This basic structure may be developed in many different ways to suit the particular organisation, but the structures adopted by most divide into the following five types:
The individuals who make up the board are the same people as the members, and new appointments to the board are made by the board. When someone ceases to be on the board, they also cease to be a member of the organisation. This is a straightforward structure and is common to many charities and social enterprises. It should always be considered by those that are new and still small. For CIOs, the foundation structure is called the Foundation model.
This is used by organisations that wish to have members who are organisations instead of individuals. For example, the members may be local authorities, charities, etc. Each member then appoints an individual to serve on the board.
A version of this model can also be used for 'joint ventures' where two or more organisations (which may be charities, co-operatives and/or private companies) wish to establish a legal form to run a joint project. Each 'owner' of the new legal form has the right to appoint an individual to the board.
This is a useful model to adopt where it is important that a number of individuals or organisations have rights in relation to the organisation. It is sometimes used by community organisations who wish to involve local individuals and organisations. It is also used by national organisations who wish to adopt a democratic structure. For CIOs, the membership structure is called the Association model.
The International Co-operative Alliance (ICA) Statement on the Co-operative Identity describes a co-operative as ‘an autonomous association of persons united voluntarily to meet their common economic, social and cultural needs and aspirations through a jointly owned and democratically controlled enterprise’. All co-operative organisations operate under the ICA co-operative values and principles. While the co-operative organisation are usually first thought of as an a registered society (formerly called industrial and provident society), there are many different legal forms that can be used to create an organisation which falls within this definition. One of the key features is usually 'one member one vote'.
- Appointed board
Here board members may or may not be members of the organisation, and are appointed to provide particular knowledge or skills to the board. Recruitment of board members in this way should be treated with the same care as recruitment of staff, and a number of organisations provide guidance on good practice.
...Or a combination of the above.
Boards can also take a hybrid form with, for example, a section of the board elected by the membership and further places available to co-opt appointed members with particular expertise
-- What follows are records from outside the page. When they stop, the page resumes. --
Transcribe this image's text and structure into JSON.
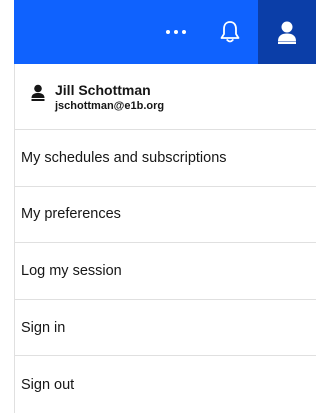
{
  "header": {
    "background_color": "#0f62fe",
    "active_button_color": "#0b3ea8",
    "more_icon": "overflow-menu-icon",
    "notification_icon": "bell-icon",
    "user_icon": "user-avatar-icon"
  },
  "profile": {
    "icon": "user-icon",
    "name": "Jill Schottman",
    "email": "jschottman@e1b.org"
  },
  "menu": {
    "items": [
      {
        "label": "My schedules and subscriptions"
      },
      {
        "label": "My preferences"
      },
      {
        "label": "Log my session"
      },
      {
        "label": "Sign in"
      },
      {
        "label": "Sign out"
      }
    ]
  }
}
- See our Governance section for more information on building your board
- For NCVO members our Board Basics page in our Tools and Resources section has a range of templates and model documents to assist in setting up good governance.
- NCVO have partnered with BWB solicitors to bring Get Legal - a website offering low cost legal documents for the voluntary sector. The Help for new organisations pages has free detailed guidance on the legal journey and free model documents.